Recorded data:

··········

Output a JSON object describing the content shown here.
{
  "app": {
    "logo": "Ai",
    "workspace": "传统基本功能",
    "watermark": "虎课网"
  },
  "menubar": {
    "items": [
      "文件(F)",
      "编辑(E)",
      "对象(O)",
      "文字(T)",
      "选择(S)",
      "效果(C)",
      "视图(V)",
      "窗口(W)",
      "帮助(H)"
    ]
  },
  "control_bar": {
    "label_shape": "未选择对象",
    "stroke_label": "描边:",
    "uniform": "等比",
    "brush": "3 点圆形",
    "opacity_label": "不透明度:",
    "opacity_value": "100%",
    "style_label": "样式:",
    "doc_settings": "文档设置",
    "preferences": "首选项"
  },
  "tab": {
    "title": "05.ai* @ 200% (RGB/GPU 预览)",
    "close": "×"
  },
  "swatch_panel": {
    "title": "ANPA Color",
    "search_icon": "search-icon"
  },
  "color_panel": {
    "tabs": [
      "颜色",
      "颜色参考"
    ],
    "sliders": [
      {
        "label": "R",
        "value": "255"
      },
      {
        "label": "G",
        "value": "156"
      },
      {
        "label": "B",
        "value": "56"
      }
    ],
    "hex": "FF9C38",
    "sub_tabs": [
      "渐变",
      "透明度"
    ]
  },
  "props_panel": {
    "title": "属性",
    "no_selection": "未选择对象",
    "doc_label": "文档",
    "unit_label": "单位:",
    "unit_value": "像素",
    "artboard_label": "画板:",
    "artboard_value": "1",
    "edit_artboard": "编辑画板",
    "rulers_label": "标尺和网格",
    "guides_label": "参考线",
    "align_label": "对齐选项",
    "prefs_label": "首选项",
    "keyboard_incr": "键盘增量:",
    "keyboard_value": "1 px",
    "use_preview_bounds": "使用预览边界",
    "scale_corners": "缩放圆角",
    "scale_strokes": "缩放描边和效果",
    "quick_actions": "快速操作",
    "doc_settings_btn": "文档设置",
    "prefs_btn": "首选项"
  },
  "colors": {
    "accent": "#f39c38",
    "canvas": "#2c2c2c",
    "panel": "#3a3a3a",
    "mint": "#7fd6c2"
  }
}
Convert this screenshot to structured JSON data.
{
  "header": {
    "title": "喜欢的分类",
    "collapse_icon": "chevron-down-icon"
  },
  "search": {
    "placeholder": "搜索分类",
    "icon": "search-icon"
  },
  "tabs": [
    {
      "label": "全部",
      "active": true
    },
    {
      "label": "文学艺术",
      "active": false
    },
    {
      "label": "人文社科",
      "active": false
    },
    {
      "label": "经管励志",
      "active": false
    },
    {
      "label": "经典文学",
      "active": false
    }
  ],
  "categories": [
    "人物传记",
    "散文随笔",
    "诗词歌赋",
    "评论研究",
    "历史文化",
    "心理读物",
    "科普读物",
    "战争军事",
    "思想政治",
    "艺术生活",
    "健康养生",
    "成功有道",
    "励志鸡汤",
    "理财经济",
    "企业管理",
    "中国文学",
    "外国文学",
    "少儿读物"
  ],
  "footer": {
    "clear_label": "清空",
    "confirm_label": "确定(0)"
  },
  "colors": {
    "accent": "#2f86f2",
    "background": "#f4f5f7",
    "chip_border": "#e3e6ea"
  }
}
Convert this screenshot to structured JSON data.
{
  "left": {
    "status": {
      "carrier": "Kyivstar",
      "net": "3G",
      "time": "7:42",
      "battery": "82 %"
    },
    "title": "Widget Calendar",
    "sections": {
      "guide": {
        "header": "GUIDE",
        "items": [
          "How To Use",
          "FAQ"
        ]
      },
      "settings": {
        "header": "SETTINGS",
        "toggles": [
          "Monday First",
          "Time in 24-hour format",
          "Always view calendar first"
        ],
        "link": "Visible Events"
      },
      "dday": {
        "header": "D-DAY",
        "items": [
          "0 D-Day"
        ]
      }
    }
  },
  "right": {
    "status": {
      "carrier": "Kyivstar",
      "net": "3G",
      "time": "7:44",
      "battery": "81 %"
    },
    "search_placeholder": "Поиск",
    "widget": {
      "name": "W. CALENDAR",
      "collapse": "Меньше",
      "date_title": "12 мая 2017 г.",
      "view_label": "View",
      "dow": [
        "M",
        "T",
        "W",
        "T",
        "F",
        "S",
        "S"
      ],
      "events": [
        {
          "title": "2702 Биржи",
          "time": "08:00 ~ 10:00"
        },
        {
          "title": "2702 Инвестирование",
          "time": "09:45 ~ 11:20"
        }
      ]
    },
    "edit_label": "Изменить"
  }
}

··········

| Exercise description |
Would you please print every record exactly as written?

| Task solution |
Output a JSON object describing the content shown here.
{
  "app": {
    "logo": "Ai",
    "workspace": "传统基本功能",
    "watermark": "虎课网"
  },
  "menubar": {
    "items": [
      "文件(F)",
      "编辑(E)",
      "对象(O)",
      "文字(T)",
      "选择(S)",
      "效果(C)",
      "视图(V)",
      "窗口(W)",
      "帮助(H)"
    ]
  },
  "control_bar": {
    "label_shape": "未选择对象",
    "stroke_label": "描边:",
    "uniform": "等比",
    "brush": "3 点圆形",
    "opacity_label": "不透明度:",
    "opacity_value": "100%",
    "style_label": "样式:",
    "doc_settings": "文档设置",
    "preferences": "首选项"
  },
  "tab": {
    "title": "05.ai* @ 200% (RGB/GPU 预览)",
    "close": "×"
  },
  "swatch_panel": {
    "title": "ANPA Color",
    "search_icon": "search-icon"
  },
  "color_panel": {
    "tabs": [
      "颜色",
      "颜色参考"
    ],
    "sliders": [
      {
        "label": "R",
        "value": "255"
      },
      {
        "label": "G",
        "value": "156"
      },
      {
        "label": "B",
        "value": "56"
      }
    ],
    "hex": "FF9C38",
    "sub_tabs": [
      "渐变",
      "透明度"
    ]
  },
  "props_panel": {
    "title": "属性",
    "no_selection": "未选择对象",
    "doc_label": "文档",
    "unit_label": "单位:",
    "unit_value": "像素",
    "artboard_label": "画板:",
    "artboard_value": "1",
    "edit_artboard": "编辑画板",
    "rulers_label": "标尺和网格",
    "guides_label": "参考线",
    "align_label": "对齐选项",
    "prefs_label": "首选项",
    "keyboard_incr": "键盘增量:",
    "keyboard_value": "1 px",
    "use_preview_bounds": "使用预览边界",
    "scale_corners": "缩放圆角",
    "scale_strokes": "缩放描边和效果",
    "quick_actions": "快速操作",
    "doc_settings_btn": "文档设置",
    "prefs_btn": "首选项"
  },
  "colors": {
    "accent": "#f39c38",
    "canvas": "#2c2c2c",
    "panel": "#3a3a3a",
    "mint": "#7fd6c2"
  }
}
Convert this screenshot to structured JSON data.
{
  "header": {
    "title": "喜欢的分类",
    "collapse_icon": "chevron-down-icon"
  },
  "search": {
    "placeholder": "搜索分类",
    "icon": "search-icon"
  },
  "tabs": [
    {
      "label": "全部",
      "active": true
    },
    {
      "label": "文学艺术",
      "active": false
    },
    {
      "label": "人文社科",
      "active": false
    },
    {
      "label": "经管励志",
      "active": false
    },
    {
      "label": "经典文学",
      "active": false
    }
  ],
  "categories": [
    "人物传记",
    "散文随笔",
    "诗词歌赋",
    "评论研究",
    "历史文化",
    "心理读物",
    "科普读物",
    "战争军事",
    "思想政治",
    "艺术生活",
    "健康养生",
    "成功有道",
    "励志鸡汤",
    "理财经济",
    "企业管理",
    "中国文学",
    "外国文学",
    "少儿读物"
  ],
  "footer": {
    "clear_label": "清空",
    "confirm_label": "确定(0)"
  },
  "colors": {
    "accent": "#2f86f2",
    "background": "#f4f5f7",
    "chip_border": "#e3e6ea"
  }
}
Convert this screenshot to structured JSON data.
{
  "left": {
    "status": {
      "carrier": "Kyivstar",
      "net": "3G",
      "time": "7:42",
      "battery": "82 %"
    },
    "title": "Widget Calendar",
    "sections": {
      "guide": {
        "header": "GUIDE",
        "items": [
          "How To Use",
          "FAQ"
        ]
      },
      "settings": {
        "header": "SETTINGS",
        "toggles": [
          "Monday First",
          "Time in 24-hour format",
          "Always view calendar first"
        ],
        "link": "Visible Events"
      },
      "dday": {
        "header": "D-DAY",
        "items": [
          "0 D-Day"
        ]
      }
    }
  },
  "right": {
    "status": {
      "carrier": "Kyivstar",
      "net": "3G",
      "time": "7:44",
      "battery": "81 %"
    },
    "search_placeholder": "Поиск",
    "widget": {
      "name": "W. CALENDAR",
      "collapse": "Меньше",
      "date_title": "12 мая 2017 г.",
      "view_label": "View",
      "dow": [
        "M",
        "T",
        "W",
        "T",
        "F",
        "S",
        "S"
      ],
      "events": [
        {
          "title": "2702 Биржи",
          "time": "08:00 ~ 10:00"
        },
        {
          "title": "2702 Инвестирование",
          "time": "09:45 ~ 11:20"
        }
      ]
    },
    "edit_label": "Изменить"
  }
}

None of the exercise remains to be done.